Unemployment fell across racial and gender groups in June, though the decline was uneven. The jobless rate for white workers fell 2.3 percentage points to 10.1% in June. The unemployment rate for Black workers decreased 1.4 percentage points to 15.4%. The rate for Hispanic workers fell below that of Black workers, declining 3.1 percentage points to 14.5%
The jobless rate for men declined to 10.6% from 12.2% in May. The rate for women was 11.7% in June versus 14.5% the prior month. The still elevated rate for women is consistent with women holding more jobs in the hard-hit restaurant and retail sectors.
The Labor Department said the overall unemployment rate of 11.1% is still an undercount because some workers were misclassified as employed, but absent from work, when they should have been counted as unemployed, on temporary layoff.

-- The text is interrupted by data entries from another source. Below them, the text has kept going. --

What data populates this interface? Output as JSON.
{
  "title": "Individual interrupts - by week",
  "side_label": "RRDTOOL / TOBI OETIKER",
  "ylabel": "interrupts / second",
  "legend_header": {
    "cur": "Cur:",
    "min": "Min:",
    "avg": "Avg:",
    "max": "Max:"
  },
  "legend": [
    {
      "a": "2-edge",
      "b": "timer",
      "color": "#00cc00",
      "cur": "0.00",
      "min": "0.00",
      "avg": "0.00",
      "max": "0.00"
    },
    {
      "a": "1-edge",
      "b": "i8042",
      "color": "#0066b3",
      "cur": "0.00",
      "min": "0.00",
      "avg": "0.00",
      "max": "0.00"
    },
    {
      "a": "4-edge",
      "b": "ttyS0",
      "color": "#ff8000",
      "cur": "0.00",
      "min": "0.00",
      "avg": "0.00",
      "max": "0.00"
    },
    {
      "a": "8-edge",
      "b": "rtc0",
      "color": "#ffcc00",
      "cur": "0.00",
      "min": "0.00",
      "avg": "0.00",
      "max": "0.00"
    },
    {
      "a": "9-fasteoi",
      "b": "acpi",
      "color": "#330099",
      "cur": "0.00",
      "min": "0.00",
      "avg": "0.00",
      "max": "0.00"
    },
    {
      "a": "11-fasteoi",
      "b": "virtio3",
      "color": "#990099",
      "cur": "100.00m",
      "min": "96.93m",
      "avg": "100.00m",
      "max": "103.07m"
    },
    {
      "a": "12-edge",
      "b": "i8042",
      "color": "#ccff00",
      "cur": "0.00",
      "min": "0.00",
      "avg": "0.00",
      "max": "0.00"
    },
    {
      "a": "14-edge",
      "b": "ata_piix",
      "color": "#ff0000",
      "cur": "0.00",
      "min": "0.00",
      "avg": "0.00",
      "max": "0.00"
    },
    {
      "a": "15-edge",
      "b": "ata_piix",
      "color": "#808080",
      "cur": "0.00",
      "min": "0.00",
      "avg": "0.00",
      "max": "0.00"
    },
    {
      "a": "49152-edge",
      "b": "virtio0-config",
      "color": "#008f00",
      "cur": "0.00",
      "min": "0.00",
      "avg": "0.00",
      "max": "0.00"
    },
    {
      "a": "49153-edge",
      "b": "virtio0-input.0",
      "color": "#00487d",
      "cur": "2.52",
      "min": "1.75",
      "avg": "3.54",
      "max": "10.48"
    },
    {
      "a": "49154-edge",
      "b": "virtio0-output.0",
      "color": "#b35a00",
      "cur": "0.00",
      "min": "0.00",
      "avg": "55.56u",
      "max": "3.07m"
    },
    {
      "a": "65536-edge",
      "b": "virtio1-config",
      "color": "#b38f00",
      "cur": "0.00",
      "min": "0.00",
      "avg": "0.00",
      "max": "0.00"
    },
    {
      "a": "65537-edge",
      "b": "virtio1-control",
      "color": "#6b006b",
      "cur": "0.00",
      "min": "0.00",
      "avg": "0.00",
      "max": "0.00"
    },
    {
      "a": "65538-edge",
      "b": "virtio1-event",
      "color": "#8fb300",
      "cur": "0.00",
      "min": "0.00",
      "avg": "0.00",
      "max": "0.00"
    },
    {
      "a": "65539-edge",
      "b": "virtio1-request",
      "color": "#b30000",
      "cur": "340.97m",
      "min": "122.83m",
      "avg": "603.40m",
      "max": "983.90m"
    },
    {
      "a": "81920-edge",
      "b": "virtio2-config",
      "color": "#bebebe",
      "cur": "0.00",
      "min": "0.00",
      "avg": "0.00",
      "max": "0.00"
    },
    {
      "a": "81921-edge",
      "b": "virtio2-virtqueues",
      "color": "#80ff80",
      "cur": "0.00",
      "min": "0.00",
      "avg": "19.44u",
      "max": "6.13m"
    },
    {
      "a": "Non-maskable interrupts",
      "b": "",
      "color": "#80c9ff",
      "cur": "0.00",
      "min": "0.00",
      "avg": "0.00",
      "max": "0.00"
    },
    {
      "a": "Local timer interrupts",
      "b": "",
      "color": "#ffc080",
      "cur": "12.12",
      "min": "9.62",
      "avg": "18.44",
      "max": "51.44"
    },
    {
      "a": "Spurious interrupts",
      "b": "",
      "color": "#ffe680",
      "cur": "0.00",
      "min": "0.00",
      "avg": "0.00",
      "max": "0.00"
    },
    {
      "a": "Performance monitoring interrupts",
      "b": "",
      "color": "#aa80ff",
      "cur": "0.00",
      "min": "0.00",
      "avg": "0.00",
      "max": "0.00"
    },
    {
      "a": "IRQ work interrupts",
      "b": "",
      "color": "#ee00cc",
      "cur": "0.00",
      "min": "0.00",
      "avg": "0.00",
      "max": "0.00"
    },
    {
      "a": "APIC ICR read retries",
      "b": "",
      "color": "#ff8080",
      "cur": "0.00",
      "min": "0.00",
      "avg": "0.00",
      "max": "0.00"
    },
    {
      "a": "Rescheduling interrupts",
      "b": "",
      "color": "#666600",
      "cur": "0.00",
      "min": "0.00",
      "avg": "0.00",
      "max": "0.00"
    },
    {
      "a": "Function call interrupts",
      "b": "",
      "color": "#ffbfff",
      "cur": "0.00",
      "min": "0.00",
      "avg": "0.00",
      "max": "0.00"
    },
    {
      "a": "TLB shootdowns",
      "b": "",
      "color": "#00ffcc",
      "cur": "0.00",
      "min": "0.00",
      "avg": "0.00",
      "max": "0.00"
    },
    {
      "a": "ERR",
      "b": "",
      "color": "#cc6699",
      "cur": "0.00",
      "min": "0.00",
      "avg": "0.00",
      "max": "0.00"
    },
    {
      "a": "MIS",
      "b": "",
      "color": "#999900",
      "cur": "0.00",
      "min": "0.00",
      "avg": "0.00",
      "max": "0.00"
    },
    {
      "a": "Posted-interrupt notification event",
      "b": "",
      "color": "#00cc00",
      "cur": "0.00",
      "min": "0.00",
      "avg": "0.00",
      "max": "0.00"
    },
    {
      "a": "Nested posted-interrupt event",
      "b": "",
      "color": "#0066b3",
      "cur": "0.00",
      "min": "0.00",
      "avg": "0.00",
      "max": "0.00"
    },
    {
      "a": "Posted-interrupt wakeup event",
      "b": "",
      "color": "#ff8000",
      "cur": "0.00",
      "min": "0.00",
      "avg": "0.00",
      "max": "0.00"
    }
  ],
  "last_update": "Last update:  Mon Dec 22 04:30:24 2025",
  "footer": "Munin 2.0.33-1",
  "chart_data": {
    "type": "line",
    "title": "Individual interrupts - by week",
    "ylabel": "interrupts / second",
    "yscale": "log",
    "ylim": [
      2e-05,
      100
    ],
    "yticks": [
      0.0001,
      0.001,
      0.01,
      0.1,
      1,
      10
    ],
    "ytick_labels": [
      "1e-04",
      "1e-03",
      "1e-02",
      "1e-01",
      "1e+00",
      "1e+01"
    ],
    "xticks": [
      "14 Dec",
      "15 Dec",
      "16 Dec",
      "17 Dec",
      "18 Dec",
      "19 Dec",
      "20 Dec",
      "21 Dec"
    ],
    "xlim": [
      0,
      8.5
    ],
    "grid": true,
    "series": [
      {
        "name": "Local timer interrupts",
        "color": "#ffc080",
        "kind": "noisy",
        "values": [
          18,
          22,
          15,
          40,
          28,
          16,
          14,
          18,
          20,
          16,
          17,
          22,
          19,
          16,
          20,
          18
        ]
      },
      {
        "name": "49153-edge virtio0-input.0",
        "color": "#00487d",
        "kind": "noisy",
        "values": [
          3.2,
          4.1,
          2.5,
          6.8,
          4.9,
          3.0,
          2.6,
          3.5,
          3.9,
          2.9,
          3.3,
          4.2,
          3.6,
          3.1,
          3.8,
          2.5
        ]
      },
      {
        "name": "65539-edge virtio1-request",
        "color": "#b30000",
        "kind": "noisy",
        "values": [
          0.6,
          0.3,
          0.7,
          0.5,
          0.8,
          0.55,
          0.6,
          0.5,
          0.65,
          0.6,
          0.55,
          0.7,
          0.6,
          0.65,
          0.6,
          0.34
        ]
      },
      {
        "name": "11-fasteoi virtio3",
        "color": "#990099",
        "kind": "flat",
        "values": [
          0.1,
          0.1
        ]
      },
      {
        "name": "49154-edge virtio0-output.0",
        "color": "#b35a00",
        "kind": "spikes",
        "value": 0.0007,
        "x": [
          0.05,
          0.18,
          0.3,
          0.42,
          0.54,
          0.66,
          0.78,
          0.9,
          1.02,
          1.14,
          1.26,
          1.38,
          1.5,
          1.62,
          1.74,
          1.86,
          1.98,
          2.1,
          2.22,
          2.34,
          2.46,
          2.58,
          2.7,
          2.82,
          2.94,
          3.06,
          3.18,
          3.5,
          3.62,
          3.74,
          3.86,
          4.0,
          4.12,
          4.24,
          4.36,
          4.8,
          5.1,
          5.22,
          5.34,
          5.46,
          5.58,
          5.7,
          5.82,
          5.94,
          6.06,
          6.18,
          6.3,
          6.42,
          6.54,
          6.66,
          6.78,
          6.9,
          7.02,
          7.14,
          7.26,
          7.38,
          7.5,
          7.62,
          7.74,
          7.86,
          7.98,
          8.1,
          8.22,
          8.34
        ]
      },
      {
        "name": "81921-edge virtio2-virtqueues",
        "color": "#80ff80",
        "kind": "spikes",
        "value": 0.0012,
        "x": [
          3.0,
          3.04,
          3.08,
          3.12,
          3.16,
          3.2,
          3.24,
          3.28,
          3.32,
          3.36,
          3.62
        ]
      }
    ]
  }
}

Had the error, which has occurred since March, not happened, June's unemployment rate would have been about 1 percentage point higher than reported.
"The degree of misclassification declined considerably in June," Bureau of Labor Statistics Commissioner William Beach said. He added the government is continuing to investigate the error and take steps to address the issue.
Thursday's report showed the share of unemployed workers on temporary layoff, meaning they expect to return to the same job within six months, remained historically high at 60% in June, but was down from an April peak of 78%.
That reflects that some layoffs that appeared temporary early in the spring have become permanent separations. However, it also shows that the number of Americans entering or re-entering the labor market is rising again.
Write to Eric Morath at firstname.lastname@example.org